2017 ORS 294.145¹
Prohibited conduct for custodial officer

In making investments pursuant to ORS 294.035 (Investment of funds of political subdivisions), the custodial officer may not:

(1) Make a commitment to invest funds or sell securities more than 14 business days prior to the anticipated date of settlement of the purchase or sale transaction;

(2) Enter into any agreement to invest funds or sell securities for future delivery for a fee other than interest;

(3) Lend securities to any person or institution, except:

(a) On a fully collateralized basis; and

(b) When the lending is specifically permitted under an investment policy adopted pursuant to ORS 294.135 (Investment maturity dates) (1)(a);

(4) Pay for any securities purchased by the custodial officer until the officer has received sufficient evidence of title to the securities. Evidence of title must be consistent with modern investment, banking and commercial practices and may include physical possession, book entry and automated recordation of such title. However, the custodial officer may instruct one or more custodial agents or banks to accept or release securities as that custodial officer considers advisable to be held in safekeeping for collection of principal and interest or other income; or

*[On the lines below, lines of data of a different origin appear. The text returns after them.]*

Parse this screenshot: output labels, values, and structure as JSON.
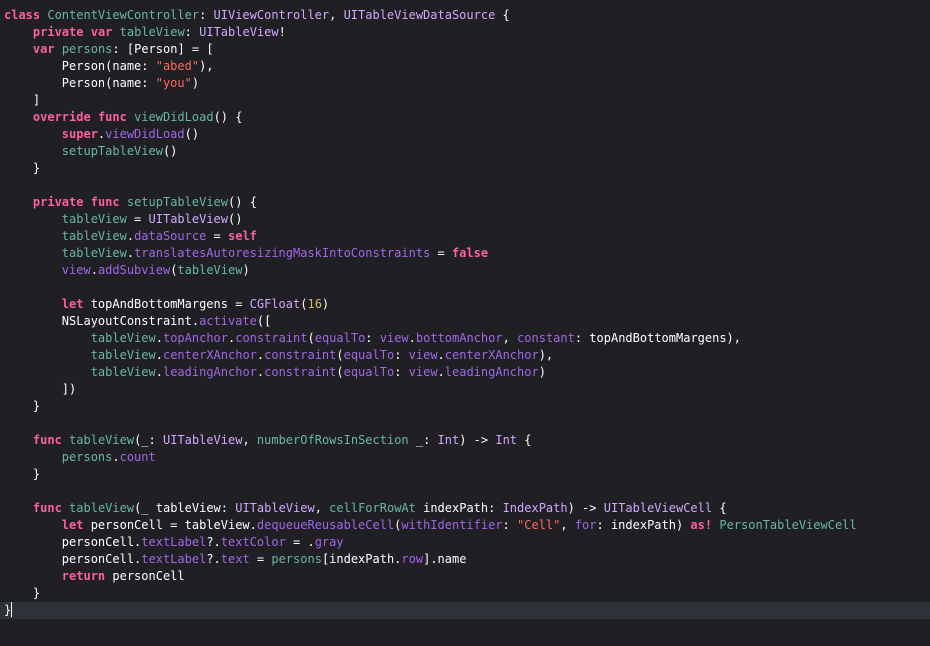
{
  "code_editor": {
    "language": "swift",
    "current_line": 36,
    "lines": [
      [
        {
          "t": "class",
          "k": "kw"
        },
        {
          "t": " "
        },
        {
          "t": "ContentViewController",
          "k": "fn"
        },
        {
          "t": ": "
        },
        {
          "t": "UIViewController",
          "k": "typ"
        },
        {
          "t": ", "
        },
        {
          "t": "UITableViewDataSource",
          "k": "typ"
        },
        {
          "t": " {"
        }
      ],
      [
        {
          "t": "    "
        },
        {
          "t": "private",
          "k": "kw"
        },
        {
          "t": " "
        },
        {
          "t": "var",
          "k": "kw"
        },
        {
          "t": " "
        },
        {
          "t": "tableView",
          "k": "fn"
        },
        {
          "t": ": "
        },
        {
          "t": "UITableView",
          "k": "typ"
        },
        {
          "t": "!"
        }
      ],
      [
        {
          "t": "    "
        },
        {
          "t": "var",
          "k": "kw"
        },
        {
          "t": " "
        },
        {
          "t": "persons",
          "k": "fn"
        },
        {
          "t": ": ["
        },
        {
          "t": "Person",
          "k": "plain"
        },
        {
          "t": "] = ["
        }
      ],
      [
        {
          "t": "        Person(name: "
        },
        {
          "t": "\"abed\"",
          "k": "str"
        },
        {
          "t": "),"
        }
      ],
      [
        {
          "t": "        Person(name: "
        },
        {
          "t": "\"you\"",
          "k": "str"
        },
        {
          "t": ")"
        }
      ],
      [
        {
          "t": "    ]"
        }
      ],
      [
        {
          "t": "    "
        },
        {
          "t": "override",
          "k": "kw"
        },
        {
          "t": " "
        },
        {
          "t": "func",
          "k": "kw"
        },
        {
          "t": " "
        },
        {
          "t": "viewDidLoad",
          "k": "fn"
        },
        {
          "t": "() {"
        }
      ],
      [
        {
          "t": "        "
        },
        {
          "t": "super",
          "k": "kw"
        },
        {
          "t": "."
        },
        {
          "t": "viewDidLoad",
          "k": "prop"
        },
        {
          "t": "()"
        }
      ],
      [
        {
          "t": "        "
        },
        {
          "t": "setupTableView",
          "k": "fn"
        },
        {
          "t": "()"
        }
      ],
      [
        {
          "t": "    }"
        }
      ],
      [
        {
          "t": ""
        }
      ],
      [
        {
          "t": "    "
        },
        {
          "t": "private",
          "k": "kw"
        },
        {
          "t": " "
        },
        {
          "t": "func",
          "k": "kw"
        },
        {
          "t": " "
        },
        {
          "t": "setupTableView",
          "k": "fn"
        },
        {
          "t": "() {"
        }
      ],
      [
        {
          "t": "        "
        },
        {
          "t": "tableView",
          "k": "fn"
        },
        {
          "t": " = "
        },
        {
          "t": "UITableView",
          "k": "typ"
        },
        {
          "t": "()"
        }
      ],
      [
        {
          "t": "        "
        },
        {
          "t": "tableView",
          "k": "fn"
        },
        {
          "t": "."
        },
        {
          "t": "dataSource",
          "k": "prop"
        },
        {
          "t": " = "
        },
        {
          "t": "self",
          "k": "kw"
        }
      ],
      [
        {
          "t": "        "
        },
        {
          "t": "tableView",
          "k": "fn"
        },
        {
          "t": "."
        },
        {
          "t": "translatesAutoresizingMaskIntoConstraints",
          "k": "prop"
        },
        {
          "t": " = "
        },
        {
          "t": "false",
          "k": "kw"
        }
      ],
      [
        {
          "t": "        "
        },
        {
          "t": "view",
          "k": "prop"
        },
        {
          "t": "."
        },
        {
          "t": "addSubview",
          "k": "prop"
        },
        {
          "t": "("
        },
        {
          "t": "tableView",
          "k": "fn"
        },
        {
          "t": ")"
        }
      ],
      [
        {
          "t": ""
        }
      ],
      [
        {
          "t": "        "
        },
        {
          "t": "let",
          "k": "kw"
        },
        {
          "t": " topAndBottomMargens = "
        },
        {
          "t": "CGFloat",
          "k": "typ"
        },
        {
          "t": "("
        },
        {
          "t": "16",
          "k": "num"
        },
        {
          "t": ")"
        }
      ],
      [
        {
          "t": "        "
        },
        {
          "t": "NSLayoutConstraint",
          "k": "plain"
        },
        {
          "t": "."
        },
        {
          "t": "activate",
          "k": "prop"
        },
        {
          "t": "(["
        }
      ],
      [
        {
          "t": "            "
        },
        {
          "t": "tableView",
          "k": "fn"
        },
        {
          "t": "."
        },
        {
          "t": "topAnchor",
          "k": "prop"
        },
        {
          "t": "."
        },
        {
          "t": "constraint",
          "k": "prop"
        },
        {
          "t": "("
        },
        {
          "t": "equalTo",
          "k": "prop"
        },
        {
          "t": ": "
        },
        {
          "t": "view",
          "k": "prop"
        },
        {
          "t": "."
        },
        {
          "t": "bottomAnchor",
          "k": "prop"
        },
        {
          "t": ", "
        },
        {
          "t": "constant",
          "k": "prop"
        },
        {
          "t": ": topAndBottomMargens),"
        }
      ],
      [
        {
          "t": "            "
        },
        {
          "t": "tableView",
          "k": "fn"
        },
        {
          "t": "."
        },
        {
          "t": "centerXAnchor",
          "k": "prop"
        },
        {
          "t": "."
        },
        {
          "t": "constraint",
          "k": "prop"
        },
        {
          "t": "("
        },
        {
          "t": "equalTo",
          "k": "prop"
        },
        {
          "t": ": "
        },
        {
          "t": "view",
          "k": "prop"
        },
        {
          "t": "."
        },
        {
          "t": "centerXAnchor",
          "k": "prop"
        },
        {
          "t": "),"
        }
      ],
      [
        {
          "t": "            "
        },
        {
          "t": "tableView",
          "k": "fn"
        },
        {
          "t": "."
        },
        {
          "t": "leadingAnchor",
          "k": "prop"
        },
        {
          "t": "."
        },
        {
          "t": "constraint",
          "k": "prop"
        },
        {
          "t": "("
        },
        {
          "t": "equalTo",
          "k": "prop"
        },
        {
          "t": ": "
        },
        {
          "t": "view",
          "k": "prop"
        },
        {
          "t": "."
        },
        {
          "t": "leadingAnchor",
          "k": "prop"
        },
        {
          "t": ")"
        }
      ],
      [
        {
          "t": "        ])"
        }
      ],
      [
        {
          "t": "    }"
        }
      ],
      [
        {
          "t": ""
        }
      ],
      [
        {
          "t": "    "
        },
        {
          "t": "func",
          "k": "kw"
        },
        {
          "t": " "
        },
        {
          "t": "tableView",
          "k": "fn"
        },
        {
          "t": "(_: "
        },
        {
          "t": "UITableView",
          "k": "typ"
        },
        {
          "t": ", "
        },
        {
          "t": "numberOfRowsInSection",
          "k": "fn"
        },
        {
          "t": " _: "
        },
        {
          "t": "Int",
          "k": "typ"
        },
        {
          "t": ") -> "
        },
        {
          "t": "Int",
          "k": "typ"
        },
        {
          "t": " {"
        }
      ],
      [
        {
          "t": "        "
        },
        {
          "t": "persons",
          "k": "fn"
        },
        {
          "t": "."
        },
        {
          "t": "count",
          "k": "prop"
        }
      ],
      [
        {
          "t": "    }"
        }
      ],
      [
        {
          "t": ""
        }
      ],
      [
        {
          "t": "    "
        },
        {
          "t": "func",
          "k": "kw"
        },
        {
          "t": " "
        },
        {
          "t": "tableView",
          "k": "fn"
        },
        {
          "t": "(_ tableView: "
        },
        {
          "t": "UITableView",
          "k": "typ"
        },
        {
          "t": ", "
        },
        {
          "t": "cellForRowAt",
          "k": "fn"
        },
        {
          "t": " indexPath: "
        },
        {
          "t": "IndexPath",
          "k": "typ"
        },
        {
          "t": ") -> "
        },
        {
          "t": "UITableViewCell",
          "k": "typ"
        },
        {
          "t": " {"
        }
      ],
      [
        {
          "t": "        "
        },
        {
          "t": "let",
          "k": "kw"
        },
        {
          "t": " personCell = tableView."
        },
        {
          "t": "dequeueReusableCell",
          "k": "prop"
        },
        {
          "t": "("
        },
        {
          "t": "withIdentifier",
          "k": "prop"
        },
        {
          "t": ": "
        },
        {
          "t": "\"Cell\"",
          "k": "str"
        },
        {
          "t": ", "
        },
        {
          "t": "for",
          "k": "prop"
        },
        {
          "t": ": indexPath) "
        },
        {
          "t": "as!",
          "k": "kw"
        },
        {
          "t": " "
        },
        {
          "t": "PersonTableViewCell",
          "k": "fn"
        }
      ],
      [
        {
          "t": "        personCell."
        },
        {
          "t": "textLabel",
          "k": "prop"
        },
        {
          "t": "?."
        },
        {
          "t": "textColor",
          "k": "prop"
        },
        {
          "t": " = ."
        },
        {
          "t": "gray",
          "k": "prop"
        }
      ],
      [
        {
          "t": "        personCell."
        },
        {
          "t": "textLabel",
          "k": "prop"
        },
        {
          "t": "?."
        },
        {
          "t": "text",
          "k": "prop"
        },
        {
          "t": " = "
        },
        {
          "t": "persons",
          "k": "fn"
        },
        {
          "t": "[indexPath."
        },
        {
          "t": "row",
          "k": "prop"
        },
        {
          "t": "].name"
        }
      ],
      [
        {
          "t": "        "
        },
        {
          "t": "return",
          "k": "kw"
        },
        {
          "t": " personCell"
        }
      ],
      [
        {
          "t": "    }"
        }
      ],
      [
        {
          "t": "}"
        }
      ]
    ]
  }
}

(5) Deliver securities to the purchaser of the securities upon sale prior to receiving payment in full for the securities. However, the custodial officer may deliver the securities to any custodial agent or bank upon instructions to hold the securities pending receipt by the custodial agent or bank of full payment for the securities. [1981 c.880 §7; 1991 c.88 §5; 1995 c.245 §8; 2008 c.18 §1]

1 Legislative Counsel Committee, CHAPTER 294—County and Municipal Financial Administration, https://­www.­oregonlegislature.­gov/­bills_laws/­ors/­ors294.­html (2017) (last ac­cessed Mar. 30, 2018).
2 OregonLaws.org contains the con­tents of Volume 21 of the ORS, inserted along­side the per­tin­ent statutes. See the preface to the ORS An­no­ta­tions for more information.
3 OregonLaws.org assembles these lists by analyzing references between Sections. Each listed item refers back to the current Section in its own text. The result reveals relationships in the code that may not have otherwise been apparent.